How many of us, as children, put our hands on the table and pretended to play the piano with our fingers? Our imagination was enough for us to give life to all the objects we had available and so every surface became magically interactive. What if today we could put our fingers on a sheet of paper and type numbers on a monitor? To tell the truth, the "if" in this case must be set aside, because today this can be done: the paper pocket keyboard has arrived!
Engineer Marina Sala de Medeiros, together with the research group of Purdue University – in West Lafayette, in the state of Indiana – worked on the development of an electronic paper keyboard, not powered by batteries but by the touch of the finger of the user . There are certainly several research groups dedicated to the development of electronic technologies on paper, but never before has anyone tried to make them resistant to water and dust .
How is this paper keyboard made?
The prerogatives for the realization of this device were different. It had to be accessible to everyone, to all intents and purposes look like a simple sheet of paper, to be impermeable to water, not to get dirty easily and small enough to “fit in your pocket”, says the engineer. The first idea was to use perfluorinated compounds – (PFC), which have exceptional hydrophobicity .
With no small surprise, however, the keyboard produced in this way was greatly affected by the attack of water molecules and was completely impregnated with it. Something was definitely not right, so the engineering team went to work trying to figure out what had gone wrong.
After careful analysis, they realized that the compound under analysis reacted when exposed to air.
Once the problem was found, the solution was found: use more chemicals and special equipment that would not allow air to enter the tubes.
Et voila! The small paper pocket keyboard is ready.
How does it power itself without using the battery?
The electronic circuit was made on the back of the sheet, through several layers of material, two of which containing tiny nickel particles. The last layer, on the other hand, was designed with a material very similar to Teflon. Once the circuit was completed, the engineering team flipped the sheet over so they could print the numeric keyboard and finally added a small Bluetooth chip to allow the device to communicate with a computer.
At the touch of the keypad with a finger, a triboelectric energy is generated, that is a phenomenon that consists in the generation of a voltage when two different materials rub each other. To be clear, it is the same phenomenon that generates static adherence in clothes. In this case, however, the pressure of the fingers and its rubbing on the layers of material generates an amount of energy equal to about 20 volts , just enough to be able to transfer the information to the Bluetooth chip and display the number typed on the monitor of the computer.
What can we expect in the future?
This type of innovation can only be a turning point in several areas. Just think that with paper electronics it will be possible to develop sensors capable of being printed on banknotes in order to prevent counterfeiting.
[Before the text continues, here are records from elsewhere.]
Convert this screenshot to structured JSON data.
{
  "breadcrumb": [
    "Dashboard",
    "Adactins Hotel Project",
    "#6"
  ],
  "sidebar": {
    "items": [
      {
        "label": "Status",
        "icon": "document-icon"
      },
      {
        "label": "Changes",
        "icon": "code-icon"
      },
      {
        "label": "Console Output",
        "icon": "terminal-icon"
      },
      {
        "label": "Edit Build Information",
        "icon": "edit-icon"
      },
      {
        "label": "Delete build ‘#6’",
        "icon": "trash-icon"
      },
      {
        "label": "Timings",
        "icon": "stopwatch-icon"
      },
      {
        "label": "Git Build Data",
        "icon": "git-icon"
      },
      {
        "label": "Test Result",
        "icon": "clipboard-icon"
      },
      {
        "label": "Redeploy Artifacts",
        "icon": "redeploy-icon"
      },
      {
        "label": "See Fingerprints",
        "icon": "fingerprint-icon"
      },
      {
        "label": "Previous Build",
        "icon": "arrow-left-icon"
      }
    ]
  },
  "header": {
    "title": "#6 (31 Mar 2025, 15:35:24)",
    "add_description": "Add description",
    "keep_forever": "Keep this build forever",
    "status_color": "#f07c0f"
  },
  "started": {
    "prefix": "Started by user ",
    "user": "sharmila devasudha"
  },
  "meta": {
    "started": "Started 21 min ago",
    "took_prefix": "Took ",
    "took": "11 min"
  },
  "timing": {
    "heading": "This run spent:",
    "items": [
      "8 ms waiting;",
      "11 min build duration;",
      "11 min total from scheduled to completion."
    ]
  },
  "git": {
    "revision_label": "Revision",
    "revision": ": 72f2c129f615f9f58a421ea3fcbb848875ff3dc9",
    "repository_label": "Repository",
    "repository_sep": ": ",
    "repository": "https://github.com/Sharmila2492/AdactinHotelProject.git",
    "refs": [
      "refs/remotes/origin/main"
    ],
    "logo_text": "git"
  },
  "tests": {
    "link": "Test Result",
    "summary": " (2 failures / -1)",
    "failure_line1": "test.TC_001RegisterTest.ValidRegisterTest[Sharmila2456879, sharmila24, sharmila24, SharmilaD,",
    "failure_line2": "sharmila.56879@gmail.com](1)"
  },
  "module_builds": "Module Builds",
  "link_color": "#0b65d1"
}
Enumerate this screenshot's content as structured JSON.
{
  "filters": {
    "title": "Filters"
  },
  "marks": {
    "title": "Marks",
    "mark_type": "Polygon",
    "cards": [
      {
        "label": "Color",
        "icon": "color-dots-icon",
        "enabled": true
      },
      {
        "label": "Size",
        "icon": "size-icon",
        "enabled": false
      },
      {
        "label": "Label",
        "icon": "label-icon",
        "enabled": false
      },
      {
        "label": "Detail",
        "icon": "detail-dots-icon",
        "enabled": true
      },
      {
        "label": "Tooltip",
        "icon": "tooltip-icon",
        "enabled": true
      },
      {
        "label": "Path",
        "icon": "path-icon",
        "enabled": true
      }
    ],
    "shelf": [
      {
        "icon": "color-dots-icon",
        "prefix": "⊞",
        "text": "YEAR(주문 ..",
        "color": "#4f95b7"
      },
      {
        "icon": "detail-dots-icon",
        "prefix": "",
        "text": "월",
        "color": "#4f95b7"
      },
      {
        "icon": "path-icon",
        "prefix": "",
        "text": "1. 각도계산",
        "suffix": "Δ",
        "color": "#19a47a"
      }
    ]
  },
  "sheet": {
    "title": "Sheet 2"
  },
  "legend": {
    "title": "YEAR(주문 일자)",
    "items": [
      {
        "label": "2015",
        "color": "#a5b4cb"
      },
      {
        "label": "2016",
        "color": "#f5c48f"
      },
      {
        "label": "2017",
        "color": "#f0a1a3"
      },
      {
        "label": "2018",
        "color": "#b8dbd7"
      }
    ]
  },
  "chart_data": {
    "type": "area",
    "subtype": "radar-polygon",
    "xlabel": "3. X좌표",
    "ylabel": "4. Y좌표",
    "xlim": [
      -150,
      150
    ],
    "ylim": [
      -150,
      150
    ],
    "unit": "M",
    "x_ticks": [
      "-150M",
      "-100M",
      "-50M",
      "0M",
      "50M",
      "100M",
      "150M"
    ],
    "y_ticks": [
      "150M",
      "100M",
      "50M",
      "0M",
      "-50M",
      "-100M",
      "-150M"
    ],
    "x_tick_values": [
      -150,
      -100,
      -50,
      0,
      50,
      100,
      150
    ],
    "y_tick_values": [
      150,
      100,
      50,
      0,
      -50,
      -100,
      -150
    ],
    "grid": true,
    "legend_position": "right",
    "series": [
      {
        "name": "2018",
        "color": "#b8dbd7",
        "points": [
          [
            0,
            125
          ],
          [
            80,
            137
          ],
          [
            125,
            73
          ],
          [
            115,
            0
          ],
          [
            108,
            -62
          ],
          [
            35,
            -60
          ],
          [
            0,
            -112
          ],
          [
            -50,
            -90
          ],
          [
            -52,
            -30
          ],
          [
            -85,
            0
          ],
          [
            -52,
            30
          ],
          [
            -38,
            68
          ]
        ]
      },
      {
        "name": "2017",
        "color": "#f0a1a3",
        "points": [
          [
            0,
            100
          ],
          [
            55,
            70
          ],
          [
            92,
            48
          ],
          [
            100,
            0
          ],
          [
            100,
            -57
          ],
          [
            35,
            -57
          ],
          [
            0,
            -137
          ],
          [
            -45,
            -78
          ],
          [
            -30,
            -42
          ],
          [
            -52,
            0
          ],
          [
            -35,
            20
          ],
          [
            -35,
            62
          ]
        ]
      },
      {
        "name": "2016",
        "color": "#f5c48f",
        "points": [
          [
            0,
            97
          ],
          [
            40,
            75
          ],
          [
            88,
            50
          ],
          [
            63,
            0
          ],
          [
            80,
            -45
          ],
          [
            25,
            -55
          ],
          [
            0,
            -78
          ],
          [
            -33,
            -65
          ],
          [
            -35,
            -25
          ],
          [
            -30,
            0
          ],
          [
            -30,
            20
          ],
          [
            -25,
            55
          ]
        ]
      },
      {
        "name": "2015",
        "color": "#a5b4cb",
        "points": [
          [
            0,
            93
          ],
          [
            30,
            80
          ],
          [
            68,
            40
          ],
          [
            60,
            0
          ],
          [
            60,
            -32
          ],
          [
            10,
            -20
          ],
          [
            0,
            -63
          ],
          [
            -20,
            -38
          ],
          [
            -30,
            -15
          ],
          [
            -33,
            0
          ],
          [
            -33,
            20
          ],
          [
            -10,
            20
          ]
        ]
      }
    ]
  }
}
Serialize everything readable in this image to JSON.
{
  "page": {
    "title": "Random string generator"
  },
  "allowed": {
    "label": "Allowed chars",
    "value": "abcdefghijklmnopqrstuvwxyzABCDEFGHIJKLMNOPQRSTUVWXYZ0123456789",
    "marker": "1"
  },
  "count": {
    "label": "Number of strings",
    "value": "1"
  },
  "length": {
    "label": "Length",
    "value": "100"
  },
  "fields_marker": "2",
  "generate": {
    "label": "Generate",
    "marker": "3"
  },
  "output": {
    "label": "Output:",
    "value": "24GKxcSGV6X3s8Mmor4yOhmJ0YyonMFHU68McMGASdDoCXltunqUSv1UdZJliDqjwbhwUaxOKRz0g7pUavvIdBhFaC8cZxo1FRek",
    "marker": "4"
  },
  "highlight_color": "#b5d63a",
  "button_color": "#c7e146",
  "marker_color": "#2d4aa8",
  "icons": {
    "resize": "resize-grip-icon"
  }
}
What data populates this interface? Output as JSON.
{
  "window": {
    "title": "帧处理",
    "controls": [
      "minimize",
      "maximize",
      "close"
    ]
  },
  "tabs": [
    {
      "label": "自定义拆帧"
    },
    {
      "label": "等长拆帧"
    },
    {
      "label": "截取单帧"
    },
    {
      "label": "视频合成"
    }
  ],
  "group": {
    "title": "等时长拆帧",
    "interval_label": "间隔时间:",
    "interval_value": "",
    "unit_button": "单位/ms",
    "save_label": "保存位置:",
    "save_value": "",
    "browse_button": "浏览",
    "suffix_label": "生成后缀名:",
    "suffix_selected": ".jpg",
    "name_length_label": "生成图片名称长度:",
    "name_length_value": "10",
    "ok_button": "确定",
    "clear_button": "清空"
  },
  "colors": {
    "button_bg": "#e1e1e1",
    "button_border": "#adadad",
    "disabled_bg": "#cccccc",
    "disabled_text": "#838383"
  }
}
The same can be done to monitor the temperature of drugs and foods and determine if they are still safe to use.
There is still a lot to discover but the possibility of actively interacting with a “simple” sheet of paper leaves room for a field of imagination that is difficult to contain.
And it is the imagination that we need, the one that makes everyone go back to being a little child in a world that sometimes lets us forget its magic.
Article by Nicole Rinaldi